WORK REQUEST: Pull out each line of the records holding the string "light".

====== GIVEN RECORDS ======

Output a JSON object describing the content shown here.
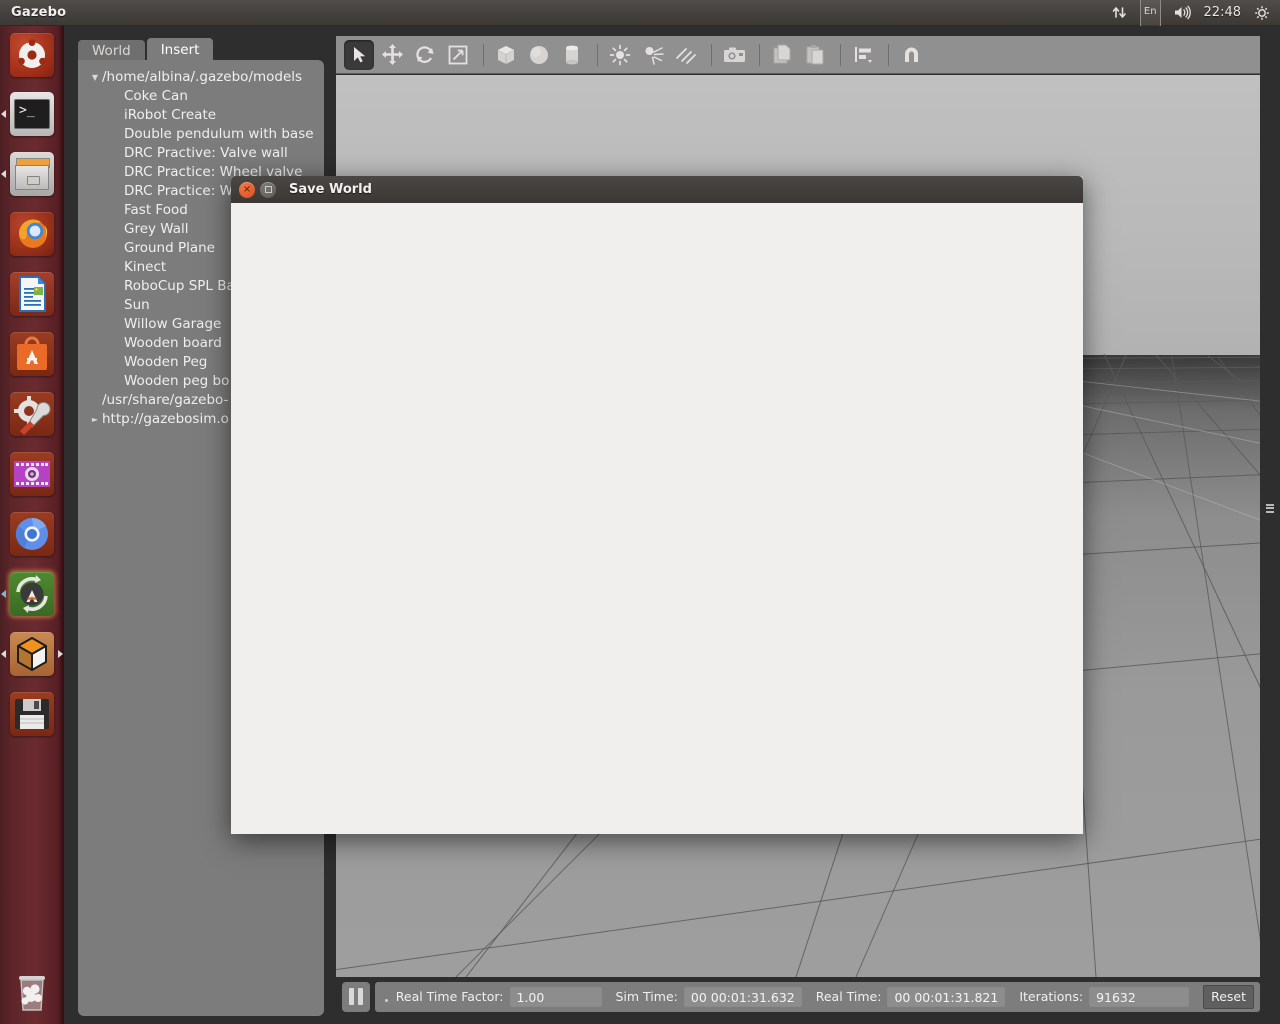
{
  "top_panel": {
    "app_title": "Gazebo",
    "tray": {
      "network_icon": "network-updown-icon",
      "keyboard_layout": "En",
      "volume_icon": "volume-icon",
      "clock": "22:48",
      "session_icon": "session-gear-icon"
    }
  },
  "launcher": {
    "items": [
      {
        "name": "ubuntu-dash",
        "label": "Ubuntu Dash",
        "icon": "ubuntu-logo-icon",
        "running": false,
        "focused": false
      },
      {
        "name": "terminal",
        "label": "Terminal",
        "icon": "terminal-icon",
        "running": true,
        "focused": false
      },
      {
        "name": "files",
        "label": "Files",
        "icon": "file-cabinet-icon",
        "running": true,
        "focused": false
      },
      {
        "name": "firefox",
        "label": "Firefox",
        "icon": "firefox-icon",
        "running": false,
        "focused": false
      },
      {
        "name": "libreoffice-writer",
        "label": "LibreOffice Writer",
        "icon": "document-icon",
        "running": false,
        "focused": false
      },
      {
        "name": "ubuntu-software",
        "label": "Ubuntu Software Center",
        "icon": "software-bag-icon",
        "running": false,
        "focused": false
      },
      {
        "name": "system-settings",
        "label": "System Settings",
        "icon": "gear-wrench-icon",
        "running": false,
        "focused": false
      },
      {
        "name": "media-player",
        "label": "Media Player",
        "icon": "film-strip-icon",
        "running": false,
        "focused": false
      },
      {
        "name": "chromium",
        "label": "Chromium",
        "icon": "chromium-icon",
        "running": false,
        "focused": false
      },
      {
        "name": "software-updater",
        "label": "Software Updater",
        "icon": "update-refresh-icon",
        "running": true,
        "focused": false
      },
      {
        "name": "gazebo",
        "label": "Gazebo",
        "icon": "gazebo-cube-icon",
        "running": true,
        "focused": true
      },
      {
        "name": "save-disk",
        "label": "Floppy Disk",
        "icon": "floppy-disk-icon",
        "running": false,
        "focused": false
      },
      {
        "name": "trash",
        "label": "Trash",
        "icon": "trash-bin-icon",
        "running": false,
        "focused": false
      }
    ]
  },
  "panel": {
    "tabs": [
      {
        "name": "world",
        "label": "World",
        "active": false
      },
      {
        "name": "insert",
        "label": "Insert",
        "active": true
      }
    ],
    "tree": [
      {
        "label": "/home/albina/.gazebo/models",
        "level": "root",
        "arrow": "expanded"
      },
      {
        "label": "Coke Can",
        "level": "child",
        "arrow": "none"
      },
      {
        "label": "iRobot Create",
        "level": "child",
        "arrow": "none"
      },
      {
        "label": "Double pendulum with base",
        "level": "child",
        "arrow": "none"
      },
      {
        "label": "DRC Practive: Valve wall",
        "level": "child",
        "arrow": "none"
      },
      {
        "label": "DRC Practice: Wheel valve",
        "level": "child",
        "arrow": "none"
      },
      {
        "label": "DRC Practice: W",
        "level": "child",
        "arrow": "none"
      },
      {
        "label": "Fast Food",
        "level": "child",
        "arrow": "none"
      },
      {
        "label": "Grey Wall",
        "level": "child",
        "arrow": "none"
      },
      {
        "label": "Ground Plane",
        "level": "child",
        "arrow": "none"
      },
      {
        "label": "Kinect",
        "level": "child",
        "arrow": "none"
      },
      {
        "label": "RoboCup SPL Ba",
        "level": "child",
        "arrow": "none"
      },
      {
        "label": "Sun",
        "level": "child",
        "arrow": "none"
      },
      {
        "label": "Willow Garage",
        "level": "child",
        "arrow": "none"
      },
      {
        "label": "Wooden board",
        "level": "child",
        "arrow": "none"
      },
      {
        "label": "Wooden Peg",
        "level": "child",
        "arrow": "none"
      },
      {
        "label": "Wooden peg bo",
        "level": "child",
        "arrow": "none"
      },
      {
        "label": "/usr/share/gazebo-",
        "level": "group",
        "arrow": "none"
      },
      {
        "label": "http://gazebosim.o",
        "level": "group-exp",
        "arrow": "collapsed"
      }
    ]
  },
  "toolbar": {
    "buttons": [
      {
        "name": "select-tool",
        "icon": "arrow-cursor-icon",
        "active": true
      },
      {
        "name": "translate-tool",
        "icon": "move-arrows-icon",
        "active": false
      },
      {
        "name": "rotate-tool",
        "icon": "rotate-arrows-icon",
        "active": false
      },
      {
        "name": "scale-tool",
        "icon": "scale-diagonal-icon",
        "active": false
      },
      {
        "name": "insert-box",
        "icon": "box-icon",
        "active": false
      },
      {
        "name": "insert-sphere",
        "icon": "sphere-icon",
        "active": false
      },
      {
        "name": "insert-cylinder",
        "icon": "cylinder-icon",
        "active": false
      },
      {
        "name": "insert-point-light",
        "icon": "point-light-icon",
        "active": false
      },
      {
        "name": "insert-spot-light",
        "icon": "spot-light-icon",
        "active": false
      },
      {
        "name": "insert-directional-light",
        "icon": "directional-light-icon",
        "active": false
      },
      {
        "name": "screenshot",
        "icon": "camera-icon",
        "active": false
      },
      {
        "name": "copy",
        "icon": "copy-icon",
        "active": false
      },
      {
        "name": "paste",
        "icon": "paste-icon",
        "active": false
      },
      {
        "name": "align",
        "icon": "align-icon",
        "active": false
      },
      {
        "name": "snap",
        "icon": "magnet-icon",
        "active": false
      }
    ]
  },
  "status_bar": {
    "play_pause_icon": "pause-icon",
    "real_time_factor_label": "Real Time Factor:",
    "real_time_factor_value": "1.00",
    "sim_time_label": "Sim Time:",
    "sim_time_value": "00 00:01:31.632",
    "real_time_label": "Real Time:",
    "real_time_value": "00 00:01:31.821",
    "iterations_label": "Iterations:",
    "iterations_value": "91632",
    "reset_label": "Reset"
  },
  "dialog": {
    "title": "Save World",
    "close_glyph": "×",
    "close_icon": "close-icon",
    "maximize_icon": "maximize-icon"
  },
  "colors": {
    "launcher_bg": "#5d262a",
    "panel_bg": "#7c7c7c",
    "toolbar_bg": "#909090",
    "dialog_bg": "#f0efed",
    "accent_orange": "#dd4814",
    "window_chrome": "#413e3b"
  }
}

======

ANSWER TO THIS TASK:
        "name": "insert-point-light",
        "icon": "point-light-icon",
        "name": "insert-spot-light",
        "icon": "spot-light-icon",
        "name": "insert-directional-light",
        "icon": "directional-light-icon",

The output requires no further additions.